– Review What’s Relevant – While reading automation can process, analyze, categorize and answer many questions, people are still going to want to see into the documents to understand or validate the results and potentially to read further to add additional human insight. Reading automation solutions will need to expose the prioritized documents and text in an easily consumable way to help users see what’s important for review. Kyndi has received much recognition for this aspect of our reading automation in a world where AI is mostly a “black box” and not explainable.
– Extract Key Information – We’re not here yet, but we know that once people have identified a named entity, they might want the system to quickly read, locate and extract that data across many documents into a table (making unstructured data structured!). For instance, a loan manager may want to quickly review interest and principal payments in many 300 page documents across their portfolio to create a table of different clients and their rates.
Reading automation AI, as a key aspect of the hyperautomation trend, promises to help readers find actionable insights and prioritize where they look to interpret, re-read and defend those insights with unprecedented speed and accuracy thanks to advances in text AI.
Because we expect that reading automation will be a function people want to plug in across different interfaces, we’ve built Kyndi’s Reading Automation Platform as a set of engines that can be quickly and easily added into internal or commercial applications where documents may live, where people are doing their work and where processes are in flow. We empower companies to imbed the most advanced reading automation into their applications without needing a team of expensive, scarce AI or NLP PhDs.
We’ve also created reading automation to map to the timelines in which people need to read vs the 6-9 month timelines that many AI and machine learning solutions require to ‘learn’ the data. Kyndi doesn’t require manual labeling and the system can learn from as few as 10 documents. This gives companies freedom to ask strategic and emerging questions even from smaller text data sets.

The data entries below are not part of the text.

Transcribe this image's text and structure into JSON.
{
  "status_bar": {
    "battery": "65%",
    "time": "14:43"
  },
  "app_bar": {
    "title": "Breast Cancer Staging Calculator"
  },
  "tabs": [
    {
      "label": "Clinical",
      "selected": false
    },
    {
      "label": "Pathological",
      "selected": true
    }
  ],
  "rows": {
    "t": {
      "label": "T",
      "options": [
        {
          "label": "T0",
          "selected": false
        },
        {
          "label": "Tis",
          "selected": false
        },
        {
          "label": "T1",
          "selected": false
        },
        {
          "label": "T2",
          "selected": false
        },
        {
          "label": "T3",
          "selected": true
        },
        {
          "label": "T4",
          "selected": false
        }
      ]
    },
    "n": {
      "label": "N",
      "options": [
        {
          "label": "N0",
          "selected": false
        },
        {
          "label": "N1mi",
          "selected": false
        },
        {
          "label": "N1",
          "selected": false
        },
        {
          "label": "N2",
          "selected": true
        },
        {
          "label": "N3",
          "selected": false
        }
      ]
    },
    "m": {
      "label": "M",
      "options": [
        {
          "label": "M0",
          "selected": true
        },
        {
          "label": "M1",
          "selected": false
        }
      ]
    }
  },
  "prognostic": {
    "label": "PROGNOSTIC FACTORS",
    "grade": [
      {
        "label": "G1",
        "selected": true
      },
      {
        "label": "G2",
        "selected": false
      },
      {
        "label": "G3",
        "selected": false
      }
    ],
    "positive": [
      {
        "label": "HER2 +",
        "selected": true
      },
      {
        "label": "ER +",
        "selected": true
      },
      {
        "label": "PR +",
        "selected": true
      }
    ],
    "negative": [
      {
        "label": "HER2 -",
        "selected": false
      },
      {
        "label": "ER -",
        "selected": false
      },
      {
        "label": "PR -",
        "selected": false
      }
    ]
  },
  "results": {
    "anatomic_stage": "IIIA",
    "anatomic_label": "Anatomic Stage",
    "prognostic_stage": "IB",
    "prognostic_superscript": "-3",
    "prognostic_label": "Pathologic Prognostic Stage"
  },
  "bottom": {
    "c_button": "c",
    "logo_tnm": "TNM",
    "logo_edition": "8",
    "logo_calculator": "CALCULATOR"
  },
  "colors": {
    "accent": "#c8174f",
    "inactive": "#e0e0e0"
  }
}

We expect all Reading Automation vendors will have to follow suit as reading automation that takes more than a day or two will be mostly irrelevant to the researcher.
We have already seen great traction across the government, pharmaceutical and manufacturing spaces where analysts and researchers are deep in projects like identifying terrorists, preparing for FDA approval or addressing quality control problems. Knowledge workers in these industries dig through thousands of deep, long and complex documents to find and review the information they need. With Kyndi, they are able to quickly and easily find, interrelate, visualize names, places, facts and figures and read up on hyper-relevant documents and passages. In many instances, one analyst can now analyze troves of documents that would have previously required many different people do the same work.
Reading Automation is in the first inning of a much longer game. The idea of automating many steps of reading with AI is completely new for most people. They don’t even know they have a problem for which they could buy a solution because they’ve been reading just fine most of their adult lives.
But a great wave of change is coming. Reading automation could be as revolutionary as the invention of the printing press. It’s hard to imagine today that all books were written by hand, by humans, one page at one time. It used to take many YEARS for a monk to transcribe just one copy of the bible. One day we’ll look back in amazement at people who had to read every document themselves, the whole way through to do their work. A new standard of productivity is coming, and the first reading automation solutions are already here.